It is called In re Grand Jury Subpoena No. 18-3071 and it just might be the first ruling on an issue in the investigation of Special Counsel Robert Mueller by the Supreme Court. The U.S. Court of Appeals for the D.C. Circuit recently ruled on the matter under seal involving a corporation presumably owned by a foreign government. The corporation lost in its bid to quash the subpoena under the protections of the Foreign Sovereign Immunities Act. The D.C. Circuit imposed a daily fine, which was enjoined by Chief Justice John Roberts on Sunday night. While not a ruling on the merit, it could be a historical moment as the first Mueller matter to make it to the Court.
Roberts ordered the Department of Justice to submit a response to the foreign company’s application by Dec. 31. It was the correct move since the issue of the scope of the law remains debatable. The administrative stay will afford the corporation a right to appeal without the penalty of a large daily running fine.

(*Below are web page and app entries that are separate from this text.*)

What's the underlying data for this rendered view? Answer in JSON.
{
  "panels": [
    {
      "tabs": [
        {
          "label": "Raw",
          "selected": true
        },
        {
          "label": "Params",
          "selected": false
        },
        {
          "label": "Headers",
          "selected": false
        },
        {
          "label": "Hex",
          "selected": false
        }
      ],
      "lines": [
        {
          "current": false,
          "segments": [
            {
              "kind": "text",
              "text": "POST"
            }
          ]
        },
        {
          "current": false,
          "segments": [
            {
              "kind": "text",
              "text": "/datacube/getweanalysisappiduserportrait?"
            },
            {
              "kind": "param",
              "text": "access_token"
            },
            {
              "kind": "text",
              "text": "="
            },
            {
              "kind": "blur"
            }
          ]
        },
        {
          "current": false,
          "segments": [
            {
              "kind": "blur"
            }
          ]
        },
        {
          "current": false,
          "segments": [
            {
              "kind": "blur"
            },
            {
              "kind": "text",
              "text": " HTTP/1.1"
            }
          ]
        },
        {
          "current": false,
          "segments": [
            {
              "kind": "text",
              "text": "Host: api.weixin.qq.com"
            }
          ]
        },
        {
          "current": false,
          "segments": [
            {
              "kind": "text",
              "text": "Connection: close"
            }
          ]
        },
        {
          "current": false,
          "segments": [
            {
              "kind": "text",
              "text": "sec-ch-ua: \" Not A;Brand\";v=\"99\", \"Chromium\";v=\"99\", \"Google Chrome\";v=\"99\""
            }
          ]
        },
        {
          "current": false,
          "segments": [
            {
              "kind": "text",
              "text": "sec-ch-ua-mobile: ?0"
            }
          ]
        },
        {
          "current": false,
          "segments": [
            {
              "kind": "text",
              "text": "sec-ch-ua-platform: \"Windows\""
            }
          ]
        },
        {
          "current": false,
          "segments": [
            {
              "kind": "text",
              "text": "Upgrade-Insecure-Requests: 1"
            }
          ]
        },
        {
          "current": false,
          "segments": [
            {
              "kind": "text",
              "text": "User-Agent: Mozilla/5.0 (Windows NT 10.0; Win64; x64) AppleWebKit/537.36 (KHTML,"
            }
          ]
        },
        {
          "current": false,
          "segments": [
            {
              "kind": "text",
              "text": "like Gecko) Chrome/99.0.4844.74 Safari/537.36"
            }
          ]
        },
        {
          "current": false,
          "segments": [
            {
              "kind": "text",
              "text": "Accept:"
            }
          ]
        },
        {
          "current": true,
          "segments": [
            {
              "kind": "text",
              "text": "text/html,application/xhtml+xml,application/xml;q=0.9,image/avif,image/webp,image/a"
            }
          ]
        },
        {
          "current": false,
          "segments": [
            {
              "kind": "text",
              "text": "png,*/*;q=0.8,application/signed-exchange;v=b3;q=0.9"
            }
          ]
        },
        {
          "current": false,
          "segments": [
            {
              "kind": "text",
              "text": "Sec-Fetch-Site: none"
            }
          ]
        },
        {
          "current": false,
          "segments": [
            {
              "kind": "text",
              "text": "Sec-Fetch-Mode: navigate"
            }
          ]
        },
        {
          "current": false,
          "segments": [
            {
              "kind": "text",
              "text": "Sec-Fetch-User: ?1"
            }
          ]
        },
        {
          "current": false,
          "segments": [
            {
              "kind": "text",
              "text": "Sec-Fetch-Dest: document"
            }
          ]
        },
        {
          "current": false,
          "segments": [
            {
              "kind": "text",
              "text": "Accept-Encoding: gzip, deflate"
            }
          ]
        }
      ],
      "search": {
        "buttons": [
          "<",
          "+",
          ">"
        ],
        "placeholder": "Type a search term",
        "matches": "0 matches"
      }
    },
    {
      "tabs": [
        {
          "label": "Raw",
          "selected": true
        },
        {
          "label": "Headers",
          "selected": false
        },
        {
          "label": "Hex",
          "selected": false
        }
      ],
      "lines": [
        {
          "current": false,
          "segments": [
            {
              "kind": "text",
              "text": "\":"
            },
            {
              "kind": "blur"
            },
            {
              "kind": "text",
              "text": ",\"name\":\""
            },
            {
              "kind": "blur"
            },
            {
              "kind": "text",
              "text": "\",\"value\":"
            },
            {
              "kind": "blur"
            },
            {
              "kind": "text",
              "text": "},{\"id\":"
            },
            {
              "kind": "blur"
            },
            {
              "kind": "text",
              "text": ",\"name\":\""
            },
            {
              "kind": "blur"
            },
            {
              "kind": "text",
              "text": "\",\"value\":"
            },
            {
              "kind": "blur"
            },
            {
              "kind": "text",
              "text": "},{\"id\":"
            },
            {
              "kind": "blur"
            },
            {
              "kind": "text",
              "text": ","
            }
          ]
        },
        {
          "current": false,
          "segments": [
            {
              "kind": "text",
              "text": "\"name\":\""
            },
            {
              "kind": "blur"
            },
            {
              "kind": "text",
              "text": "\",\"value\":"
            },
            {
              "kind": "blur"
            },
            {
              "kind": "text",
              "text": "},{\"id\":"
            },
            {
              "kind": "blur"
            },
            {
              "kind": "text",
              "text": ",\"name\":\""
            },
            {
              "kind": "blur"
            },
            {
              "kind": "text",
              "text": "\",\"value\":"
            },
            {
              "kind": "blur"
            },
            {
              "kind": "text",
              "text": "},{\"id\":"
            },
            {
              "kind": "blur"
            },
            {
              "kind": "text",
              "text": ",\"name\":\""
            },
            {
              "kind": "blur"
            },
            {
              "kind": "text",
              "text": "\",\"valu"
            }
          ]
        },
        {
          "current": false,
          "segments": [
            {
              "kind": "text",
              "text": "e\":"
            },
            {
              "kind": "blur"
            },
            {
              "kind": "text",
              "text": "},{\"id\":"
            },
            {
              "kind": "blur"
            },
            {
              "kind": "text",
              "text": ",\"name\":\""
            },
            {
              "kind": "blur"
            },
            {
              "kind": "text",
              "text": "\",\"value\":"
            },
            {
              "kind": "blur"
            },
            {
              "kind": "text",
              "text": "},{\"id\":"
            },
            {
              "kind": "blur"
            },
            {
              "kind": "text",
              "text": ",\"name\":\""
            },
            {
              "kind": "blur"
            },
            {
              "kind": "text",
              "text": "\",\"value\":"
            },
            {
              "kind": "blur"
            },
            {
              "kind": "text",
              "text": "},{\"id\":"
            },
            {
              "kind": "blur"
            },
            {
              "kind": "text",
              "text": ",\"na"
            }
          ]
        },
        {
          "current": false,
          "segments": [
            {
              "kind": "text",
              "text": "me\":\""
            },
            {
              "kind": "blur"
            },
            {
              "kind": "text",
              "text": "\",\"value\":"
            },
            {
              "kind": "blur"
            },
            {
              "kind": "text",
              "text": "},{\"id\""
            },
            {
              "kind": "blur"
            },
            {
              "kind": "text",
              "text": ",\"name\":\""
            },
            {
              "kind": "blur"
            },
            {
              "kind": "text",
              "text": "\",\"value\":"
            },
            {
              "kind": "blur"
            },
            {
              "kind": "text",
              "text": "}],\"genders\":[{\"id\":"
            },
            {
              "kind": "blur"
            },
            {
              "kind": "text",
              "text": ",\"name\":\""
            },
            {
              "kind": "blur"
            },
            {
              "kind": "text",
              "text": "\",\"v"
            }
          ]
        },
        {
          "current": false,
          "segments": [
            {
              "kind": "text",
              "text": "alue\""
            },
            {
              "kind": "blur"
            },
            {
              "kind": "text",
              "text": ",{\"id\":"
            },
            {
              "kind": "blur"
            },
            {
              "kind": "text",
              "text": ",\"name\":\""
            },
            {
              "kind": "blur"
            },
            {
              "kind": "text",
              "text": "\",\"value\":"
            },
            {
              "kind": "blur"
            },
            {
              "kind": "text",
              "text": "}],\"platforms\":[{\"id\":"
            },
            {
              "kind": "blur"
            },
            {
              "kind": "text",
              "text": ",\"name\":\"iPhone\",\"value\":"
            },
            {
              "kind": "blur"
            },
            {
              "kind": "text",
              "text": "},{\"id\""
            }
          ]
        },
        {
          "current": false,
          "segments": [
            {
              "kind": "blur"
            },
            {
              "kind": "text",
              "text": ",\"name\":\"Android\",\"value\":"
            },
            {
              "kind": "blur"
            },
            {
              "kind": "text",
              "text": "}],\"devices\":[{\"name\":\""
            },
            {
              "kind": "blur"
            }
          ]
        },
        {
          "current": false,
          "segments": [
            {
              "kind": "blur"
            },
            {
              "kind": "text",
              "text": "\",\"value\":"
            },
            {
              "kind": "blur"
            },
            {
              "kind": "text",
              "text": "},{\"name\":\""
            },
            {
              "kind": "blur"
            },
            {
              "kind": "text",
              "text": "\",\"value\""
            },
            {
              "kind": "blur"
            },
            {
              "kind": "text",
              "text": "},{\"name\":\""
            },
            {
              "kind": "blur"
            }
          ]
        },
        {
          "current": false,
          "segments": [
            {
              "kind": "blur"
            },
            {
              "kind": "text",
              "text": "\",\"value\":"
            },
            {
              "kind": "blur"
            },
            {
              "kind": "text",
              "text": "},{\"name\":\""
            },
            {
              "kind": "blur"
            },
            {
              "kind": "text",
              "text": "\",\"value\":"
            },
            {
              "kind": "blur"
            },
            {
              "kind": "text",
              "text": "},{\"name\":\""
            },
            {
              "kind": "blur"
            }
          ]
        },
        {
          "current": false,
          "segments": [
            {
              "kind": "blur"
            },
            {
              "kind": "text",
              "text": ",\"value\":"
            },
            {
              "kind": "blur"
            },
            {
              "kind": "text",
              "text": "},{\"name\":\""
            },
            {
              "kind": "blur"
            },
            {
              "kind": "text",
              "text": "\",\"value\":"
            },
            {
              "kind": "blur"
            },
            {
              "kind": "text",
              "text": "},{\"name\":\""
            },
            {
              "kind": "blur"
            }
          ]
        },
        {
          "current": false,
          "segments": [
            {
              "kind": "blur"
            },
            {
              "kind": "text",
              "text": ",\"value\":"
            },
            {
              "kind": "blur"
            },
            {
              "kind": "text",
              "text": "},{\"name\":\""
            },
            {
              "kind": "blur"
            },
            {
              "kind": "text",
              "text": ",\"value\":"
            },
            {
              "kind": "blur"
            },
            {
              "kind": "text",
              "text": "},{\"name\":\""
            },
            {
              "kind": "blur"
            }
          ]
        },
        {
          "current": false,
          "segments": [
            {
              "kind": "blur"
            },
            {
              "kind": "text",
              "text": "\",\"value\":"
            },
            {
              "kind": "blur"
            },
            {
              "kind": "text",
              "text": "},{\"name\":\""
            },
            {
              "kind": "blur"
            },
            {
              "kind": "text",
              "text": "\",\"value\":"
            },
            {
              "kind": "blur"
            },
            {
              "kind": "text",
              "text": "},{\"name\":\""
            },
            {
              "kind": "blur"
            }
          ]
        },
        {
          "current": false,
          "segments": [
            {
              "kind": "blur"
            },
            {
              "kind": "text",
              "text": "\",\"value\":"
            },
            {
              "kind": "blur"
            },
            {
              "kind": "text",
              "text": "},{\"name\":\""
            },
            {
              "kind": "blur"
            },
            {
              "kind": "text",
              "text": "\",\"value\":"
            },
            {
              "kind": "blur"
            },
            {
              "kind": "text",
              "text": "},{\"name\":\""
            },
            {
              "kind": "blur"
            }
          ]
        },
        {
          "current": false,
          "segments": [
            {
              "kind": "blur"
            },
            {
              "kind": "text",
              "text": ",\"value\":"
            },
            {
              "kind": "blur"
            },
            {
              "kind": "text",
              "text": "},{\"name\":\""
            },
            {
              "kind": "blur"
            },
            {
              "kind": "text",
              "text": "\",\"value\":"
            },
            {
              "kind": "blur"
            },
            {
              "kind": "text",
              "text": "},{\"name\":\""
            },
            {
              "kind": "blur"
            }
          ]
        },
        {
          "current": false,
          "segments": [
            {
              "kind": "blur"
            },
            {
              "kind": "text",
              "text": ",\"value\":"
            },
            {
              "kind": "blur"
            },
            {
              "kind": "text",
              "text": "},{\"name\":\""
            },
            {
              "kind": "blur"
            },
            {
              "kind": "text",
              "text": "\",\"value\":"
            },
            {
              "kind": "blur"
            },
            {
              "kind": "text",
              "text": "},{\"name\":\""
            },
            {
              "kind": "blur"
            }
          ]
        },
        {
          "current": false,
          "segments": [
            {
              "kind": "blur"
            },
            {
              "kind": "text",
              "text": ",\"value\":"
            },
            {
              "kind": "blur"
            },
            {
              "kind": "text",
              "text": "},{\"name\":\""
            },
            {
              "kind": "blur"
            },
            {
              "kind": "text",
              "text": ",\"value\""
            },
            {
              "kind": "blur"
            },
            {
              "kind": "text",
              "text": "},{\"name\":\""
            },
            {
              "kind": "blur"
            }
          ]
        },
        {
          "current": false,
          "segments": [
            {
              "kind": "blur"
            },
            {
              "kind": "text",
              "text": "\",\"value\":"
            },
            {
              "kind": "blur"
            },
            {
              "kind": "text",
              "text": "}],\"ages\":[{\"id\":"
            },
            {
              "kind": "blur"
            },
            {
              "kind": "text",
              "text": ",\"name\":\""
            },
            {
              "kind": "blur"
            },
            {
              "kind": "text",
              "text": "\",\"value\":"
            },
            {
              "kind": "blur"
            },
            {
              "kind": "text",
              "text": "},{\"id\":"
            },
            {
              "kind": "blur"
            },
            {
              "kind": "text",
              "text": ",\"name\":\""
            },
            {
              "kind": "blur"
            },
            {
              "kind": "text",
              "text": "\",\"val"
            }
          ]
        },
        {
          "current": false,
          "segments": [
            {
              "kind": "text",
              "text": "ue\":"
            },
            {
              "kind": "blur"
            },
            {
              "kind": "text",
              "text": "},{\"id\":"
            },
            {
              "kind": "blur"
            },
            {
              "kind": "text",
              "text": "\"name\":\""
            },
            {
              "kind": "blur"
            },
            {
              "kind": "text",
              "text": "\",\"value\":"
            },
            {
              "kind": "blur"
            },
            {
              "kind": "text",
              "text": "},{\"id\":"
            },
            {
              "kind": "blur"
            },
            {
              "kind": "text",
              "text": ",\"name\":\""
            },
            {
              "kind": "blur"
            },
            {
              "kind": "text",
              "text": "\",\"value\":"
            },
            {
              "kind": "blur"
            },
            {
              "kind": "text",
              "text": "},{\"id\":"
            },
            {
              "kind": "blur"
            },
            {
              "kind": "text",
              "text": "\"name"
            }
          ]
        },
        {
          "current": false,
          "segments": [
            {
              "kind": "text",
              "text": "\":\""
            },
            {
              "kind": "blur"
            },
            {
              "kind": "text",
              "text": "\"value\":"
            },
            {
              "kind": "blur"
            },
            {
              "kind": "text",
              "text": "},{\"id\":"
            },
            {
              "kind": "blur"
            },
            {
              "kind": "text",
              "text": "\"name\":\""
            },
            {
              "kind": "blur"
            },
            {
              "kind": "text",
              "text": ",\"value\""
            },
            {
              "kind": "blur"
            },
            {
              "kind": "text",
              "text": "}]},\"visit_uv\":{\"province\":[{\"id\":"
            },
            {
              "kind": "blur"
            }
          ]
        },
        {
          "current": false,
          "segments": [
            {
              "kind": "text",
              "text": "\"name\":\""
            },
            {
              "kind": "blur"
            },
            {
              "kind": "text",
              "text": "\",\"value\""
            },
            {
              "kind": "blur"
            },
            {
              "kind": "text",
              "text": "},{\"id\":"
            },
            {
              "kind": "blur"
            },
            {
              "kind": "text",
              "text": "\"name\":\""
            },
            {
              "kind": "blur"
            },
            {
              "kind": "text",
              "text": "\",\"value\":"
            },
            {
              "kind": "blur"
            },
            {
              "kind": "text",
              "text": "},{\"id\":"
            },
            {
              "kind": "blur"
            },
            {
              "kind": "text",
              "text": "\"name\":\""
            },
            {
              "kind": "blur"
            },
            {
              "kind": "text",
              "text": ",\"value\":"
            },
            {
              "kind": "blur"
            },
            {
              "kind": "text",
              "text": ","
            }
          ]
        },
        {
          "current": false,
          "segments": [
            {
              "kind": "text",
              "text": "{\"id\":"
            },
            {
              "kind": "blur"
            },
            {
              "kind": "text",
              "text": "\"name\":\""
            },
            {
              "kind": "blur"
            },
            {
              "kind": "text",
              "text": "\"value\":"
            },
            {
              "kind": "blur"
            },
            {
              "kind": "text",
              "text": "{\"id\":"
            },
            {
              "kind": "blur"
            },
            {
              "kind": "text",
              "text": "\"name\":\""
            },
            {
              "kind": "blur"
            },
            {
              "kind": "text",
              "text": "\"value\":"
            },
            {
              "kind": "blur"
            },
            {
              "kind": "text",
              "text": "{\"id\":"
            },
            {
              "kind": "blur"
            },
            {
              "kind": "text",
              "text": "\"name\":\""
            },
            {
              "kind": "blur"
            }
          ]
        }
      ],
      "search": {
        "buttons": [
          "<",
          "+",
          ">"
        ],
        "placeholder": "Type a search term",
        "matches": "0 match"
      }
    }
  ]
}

The framing of the case remains curious due to the involvement of a grand jury. Under Rule 6(e), grand jury information is non-public and its disclosure can for certain parties — like prosecutors and grand jurors — be a crime. It is rather foolish here since the foreign corporation knows about the investigation and the information being sought by prosecutors. The secrecy at most would keep third parties (and potential targets) from knowing about the investigation (which seems unlikely at this point). Nevertheless, it will continue as a sealed matter, though the court can release summary or redacted information at its own discretion.
The case has moved through the federal courts at an unusual clip. Very few disputes reach the Supreme Court just four months after they arose in a trial court, as is true here.